▶ **Exercise requirements**: Using the listing that follows, filter out every line lacking the string "Ballesteros" and return the rest.

[Start of Attachment]

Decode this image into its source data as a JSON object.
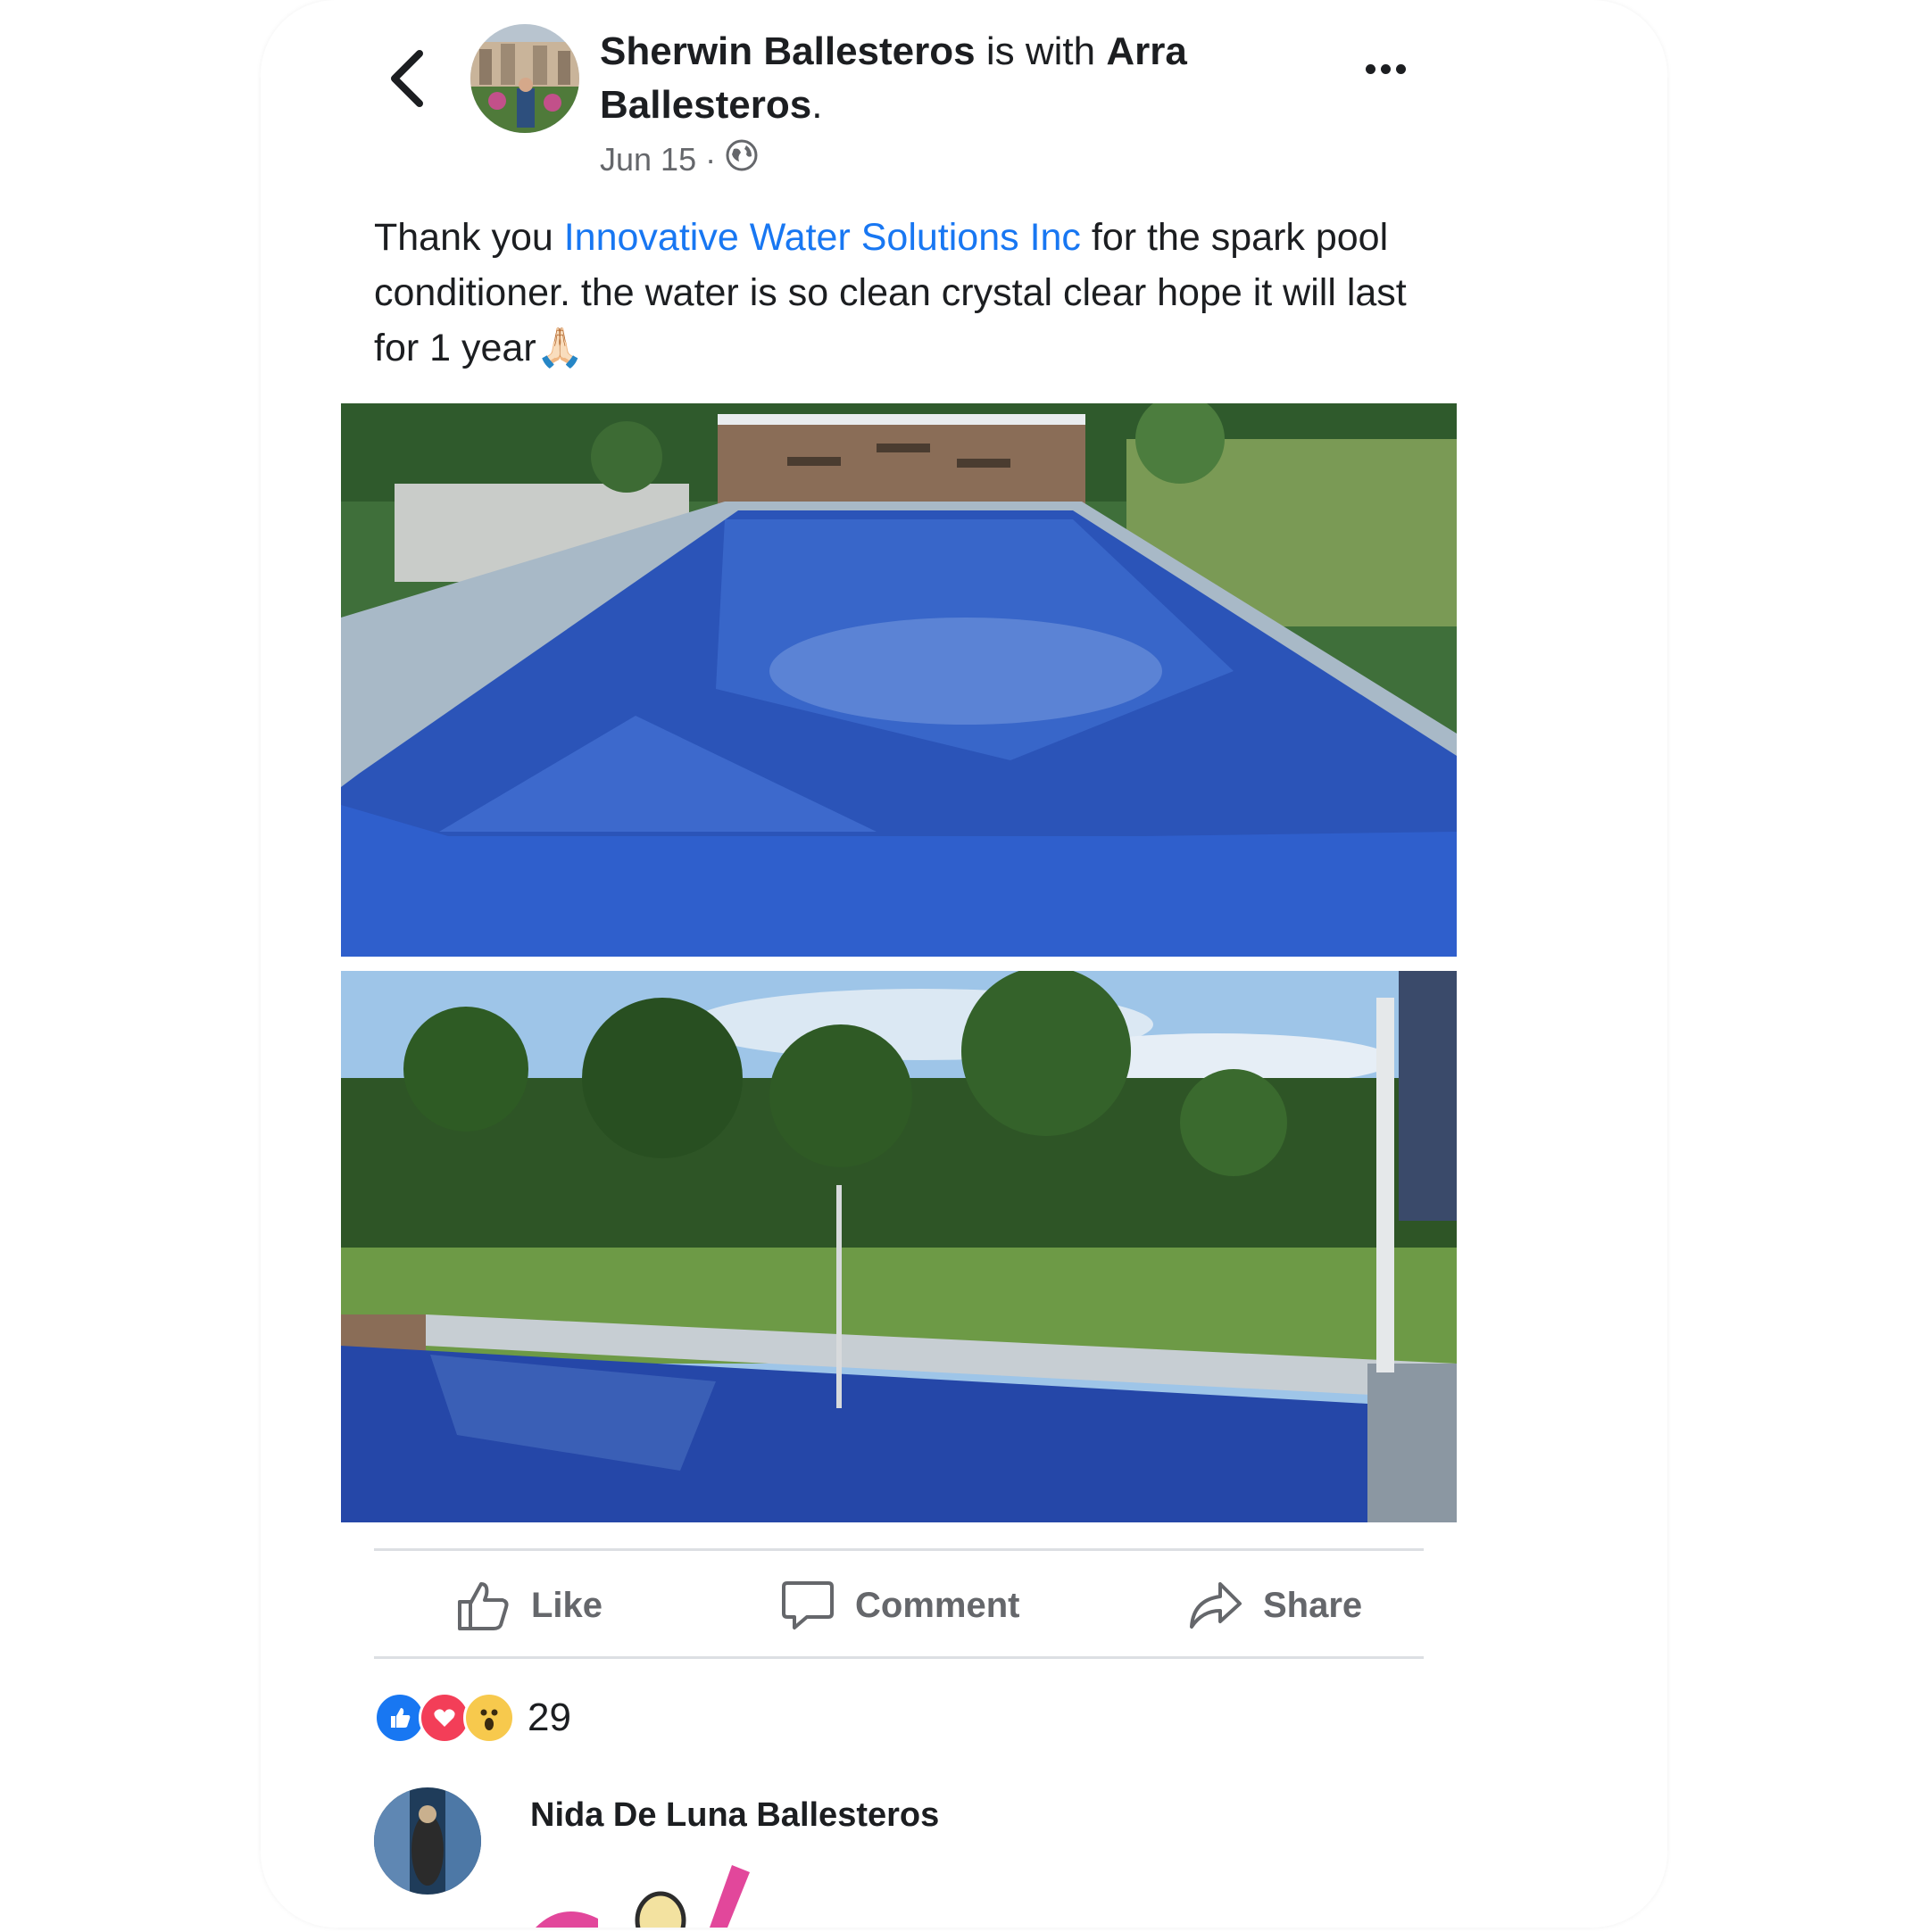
{
  "post": {
    "author_name": "Sherwin Ballesteros",
    "with_text": "is with",
    "tagged_name": "Arra Ballesteros",
    "tagged_suffix": ".",
    "date": "Jun 15",
    "separator": "·",
    "privacy_icon": "globe-icon",
    "text_prefix": "Thank you ",
    "mention": "Innovative Water Solutions Inc",
    "text_suffix": " for the spark pool conditioner. the water is so clean crystal clear hope it will last for 1 year",
    "emoji": "🙏🏻"
  },
  "actions": {
    "like": "Like",
    "comment": "Comment",
    "share": "Share"
  },
  "reactions": {
    "icons": [
      "like-reaction-icon",
      "love-reaction-icon",
      "wow-reaction-icon"
    ],
    "count": "29"
  },
  "comment": {
    "author_name": "Nida De Luna Ballesteros"
  },
  "colors": {
    "link": "#1877f2",
    "like_blue": "#1877f2",
    "love_pink": "#f33e58",
    "wow_yellow": "#f7c94d",
    "muted_text": "#65676b"
  }
}
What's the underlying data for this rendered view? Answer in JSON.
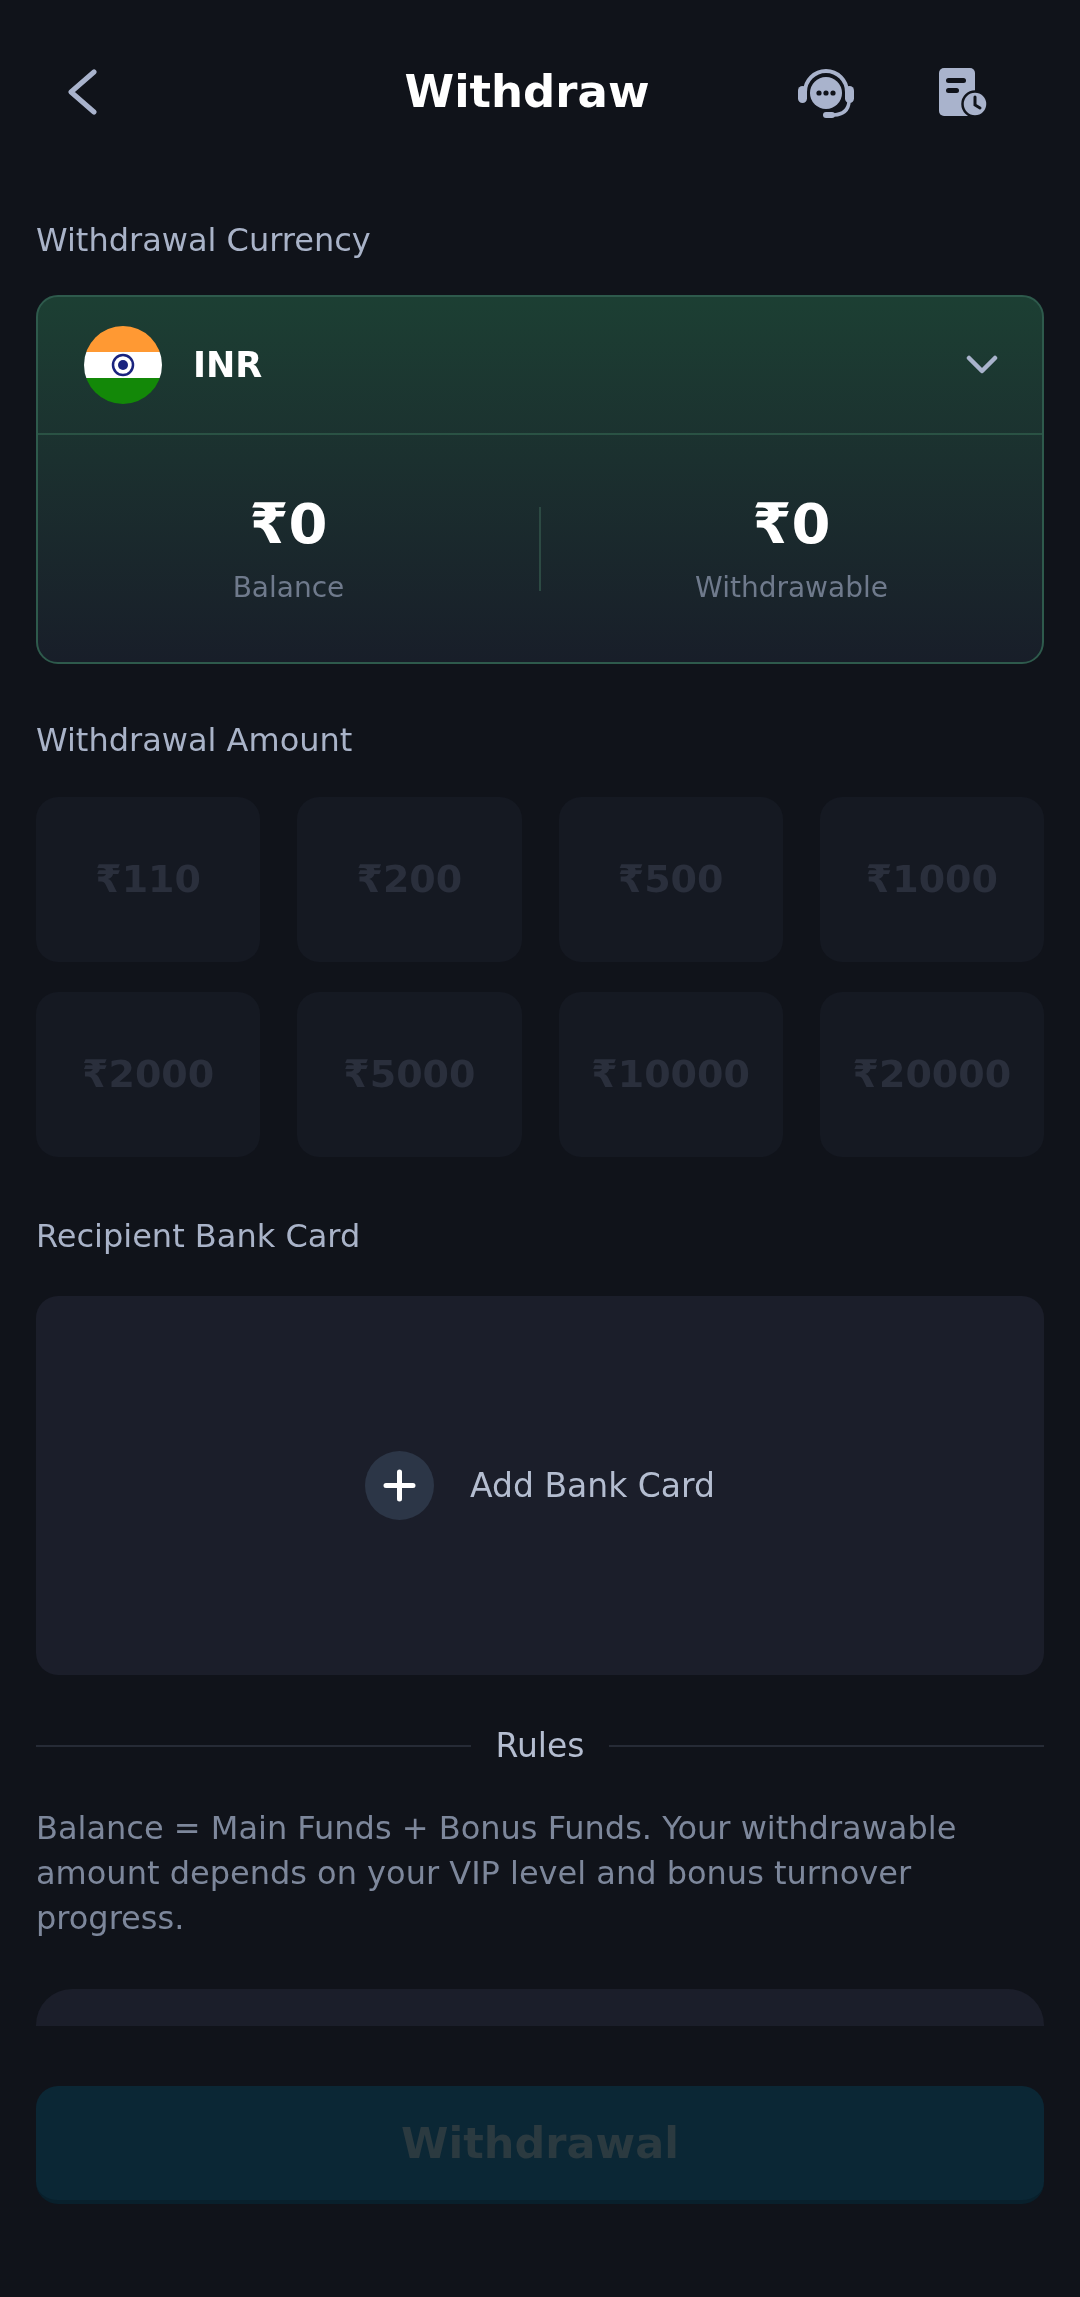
{
  "header": {
    "title": "Withdraw"
  },
  "currency": {
    "label": "Withdrawal Currency",
    "code": "INR",
    "balances": [
      {
        "amount": "₹0",
        "label": "Balance"
      },
      {
        "amount": "₹0",
        "label": "Withdrawable"
      }
    ]
  },
  "amount": {
    "label": "Withdrawal Amount",
    "options": [
      {
        "label": "₹110",
        "selected": false,
        "disabled": true
      },
      {
        "label": "₹200",
        "selected": false,
        "disabled": true
      },
      {
        "label": "₹500",
        "selected": false,
        "disabled": true
      },
      {
        "label": "₹1000",
        "selected": false,
        "disabled": true
      },
      {
        "label": "₹2000",
        "selected": false,
        "disabled": true
      },
      {
        "label": "₹5000",
        "selected": false,
        "disabled": true
      },
      {
        "label": "₹10000",
        "selected": false,
        "disabled": true
      },
      {
        "label": "₹20000",
        "selected": false,
        "disabled": true
      }
    ]
  },
  "bank_card": {
    "label": "Recipient Bank Card",
    "action": "Add Bank Card"
  },
  "rules": {
    "title": "Rules",
    "text": "Balance = Main Funds + Bonus Funds. Your withdrawable amount depends on your VIP level and bonus turnover progress."
  },
  "submit": {
    "label": "Withdrawal",
    "disabled": true
  }
}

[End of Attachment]

▶ **Final answer**:
    "author_name": "Sherwin Ballesteros",
    "tagged_name": "Arra Ballesteros",
    "author_name": "Nida De Luna Ballesteros"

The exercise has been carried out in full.